In older parts of our codebase using the REST API, we used Axios to communicate with the server, but you should not use Axios in new applications. Instead rely on apollo-client to query the GraphQL API. For more details, see our GraphQL documentation.

To guarantee all defaults are set you should import Axios from axios_utils. Do not use Axios directly.

CSRF token

All our requests require a CSRF token.

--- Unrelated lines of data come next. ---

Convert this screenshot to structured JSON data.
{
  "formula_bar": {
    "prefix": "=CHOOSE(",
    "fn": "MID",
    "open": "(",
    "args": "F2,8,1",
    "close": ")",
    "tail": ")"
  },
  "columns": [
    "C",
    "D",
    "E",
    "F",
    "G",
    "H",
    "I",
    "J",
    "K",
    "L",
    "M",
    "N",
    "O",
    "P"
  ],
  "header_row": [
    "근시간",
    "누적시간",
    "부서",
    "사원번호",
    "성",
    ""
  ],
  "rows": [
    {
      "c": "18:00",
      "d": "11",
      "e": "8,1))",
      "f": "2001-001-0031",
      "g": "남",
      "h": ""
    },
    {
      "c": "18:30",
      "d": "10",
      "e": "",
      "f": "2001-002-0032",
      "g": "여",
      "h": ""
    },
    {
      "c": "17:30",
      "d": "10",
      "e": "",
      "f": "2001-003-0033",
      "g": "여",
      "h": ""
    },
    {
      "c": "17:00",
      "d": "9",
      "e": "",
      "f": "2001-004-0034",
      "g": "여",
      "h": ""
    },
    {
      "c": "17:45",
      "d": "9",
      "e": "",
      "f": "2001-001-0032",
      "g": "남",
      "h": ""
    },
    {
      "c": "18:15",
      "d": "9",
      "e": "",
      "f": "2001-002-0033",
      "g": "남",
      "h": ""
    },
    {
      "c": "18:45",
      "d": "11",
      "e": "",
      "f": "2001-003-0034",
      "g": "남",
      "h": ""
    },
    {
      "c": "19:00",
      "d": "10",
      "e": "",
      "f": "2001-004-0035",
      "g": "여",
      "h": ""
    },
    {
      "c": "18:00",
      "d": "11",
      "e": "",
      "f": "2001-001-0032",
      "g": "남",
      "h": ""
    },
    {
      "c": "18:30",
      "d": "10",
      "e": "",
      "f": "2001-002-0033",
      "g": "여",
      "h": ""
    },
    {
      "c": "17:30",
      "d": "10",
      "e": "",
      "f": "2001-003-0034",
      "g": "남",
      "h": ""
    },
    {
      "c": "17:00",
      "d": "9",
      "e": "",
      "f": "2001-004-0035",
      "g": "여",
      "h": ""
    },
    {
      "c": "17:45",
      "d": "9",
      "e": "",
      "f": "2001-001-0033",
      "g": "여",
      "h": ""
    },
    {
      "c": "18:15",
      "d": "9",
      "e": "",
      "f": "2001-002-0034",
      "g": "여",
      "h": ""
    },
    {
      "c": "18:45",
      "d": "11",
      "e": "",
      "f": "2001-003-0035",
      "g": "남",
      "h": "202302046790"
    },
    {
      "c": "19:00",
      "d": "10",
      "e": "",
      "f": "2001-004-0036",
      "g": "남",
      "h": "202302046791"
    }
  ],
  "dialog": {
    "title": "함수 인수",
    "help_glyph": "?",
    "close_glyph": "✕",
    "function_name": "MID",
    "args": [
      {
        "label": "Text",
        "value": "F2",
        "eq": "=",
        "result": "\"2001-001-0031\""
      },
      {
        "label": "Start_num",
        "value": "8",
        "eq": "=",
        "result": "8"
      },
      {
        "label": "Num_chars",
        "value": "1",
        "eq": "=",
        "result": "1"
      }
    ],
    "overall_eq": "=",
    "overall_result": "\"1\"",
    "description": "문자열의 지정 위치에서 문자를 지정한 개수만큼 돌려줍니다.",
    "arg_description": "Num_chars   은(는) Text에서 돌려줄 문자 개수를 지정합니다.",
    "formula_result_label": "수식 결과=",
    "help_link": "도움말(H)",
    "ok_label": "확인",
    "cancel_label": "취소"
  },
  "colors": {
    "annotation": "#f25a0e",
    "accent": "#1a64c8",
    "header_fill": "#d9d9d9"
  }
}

To guarantee this token is set, we are importing Axios, setting the token, and exporting axios .

This exported module should be used instead of directly using Axios to ensure the token is set.

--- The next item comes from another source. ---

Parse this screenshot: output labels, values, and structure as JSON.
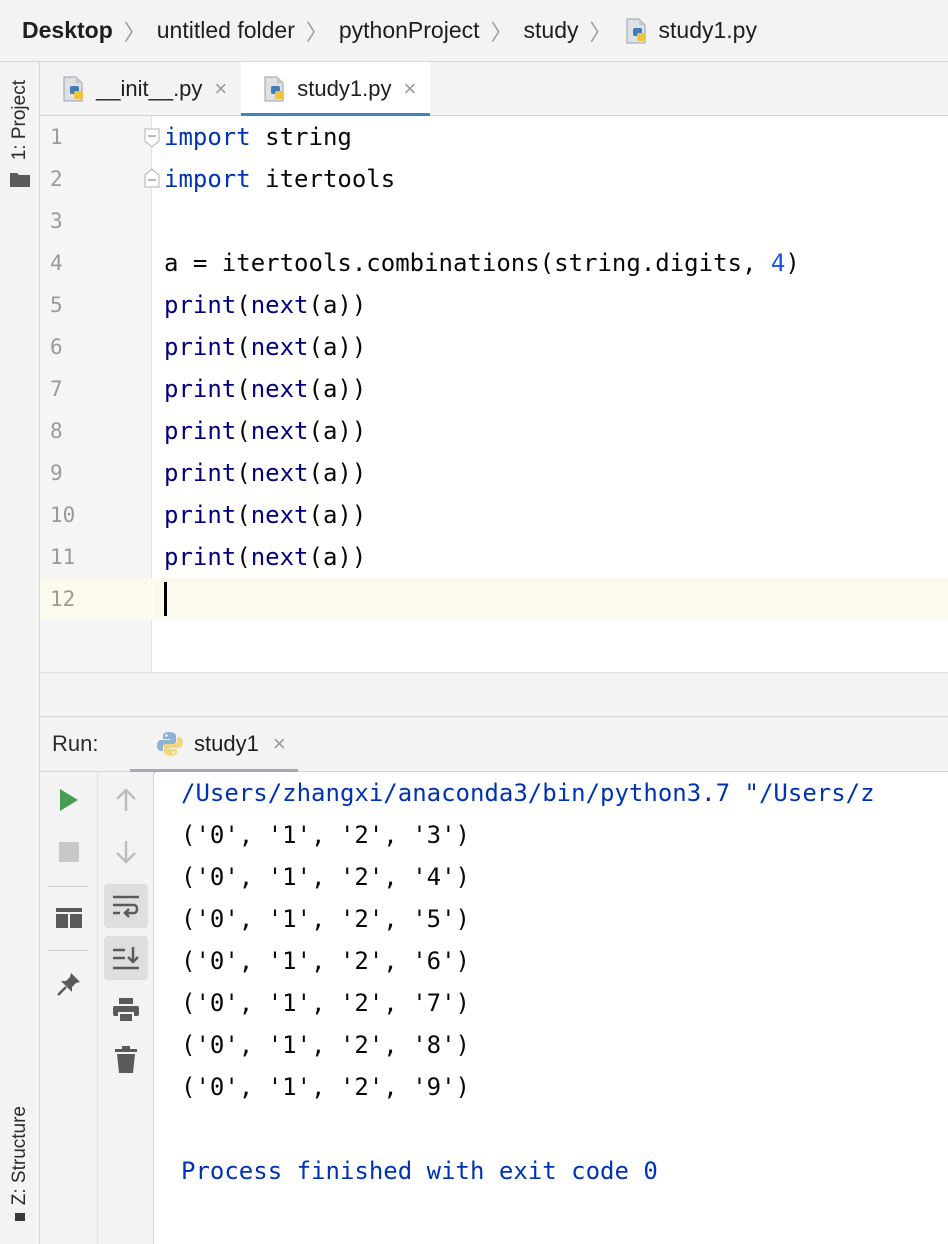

  import axios from './lib/utils/axios_utils';

    .then((response) => {
      // `data` is the response that was provided by the server
      const data =;

      // `headers` the headers that the server responded with
      // All header names are lower cased
      const paginationData = response.headers;
    .catch(() => {
      //handle the error

Mock Axios response in tests

To help us mock the responses we are using axios-mock-adapter.

Advantages over spyOn():

  • no need to create response objects
  • does not allow call through (which we want to avoid)
  • clear API to test error cases
  • provides replyOnce() to allow for different responses

We have also decided against using Axios interceptors because they are not suitable for mocking.


  import axios from '~/lib/utils/axios_utils';
  import MockAdapter from 'axios-mock-adapter';

  let mock;
  beforeEach(() => {
    // This sets the mock adapter on the default instance
    mock = new MockAdapter(axios);
    // Mock any GET request to /users
    // arguments for reply are (status, data, headers)
    mock.onGet('/users').reply(200, {
      users: [
        { id: 1, name: 'John Smith' }

  afterEach(() => {

Mock poll requests in tests with Axios

Because a polling function requires a header object, we need to always include an object as the third argument:

  mock.onGet('/users').reply(200, { foo: 'bar' }, {});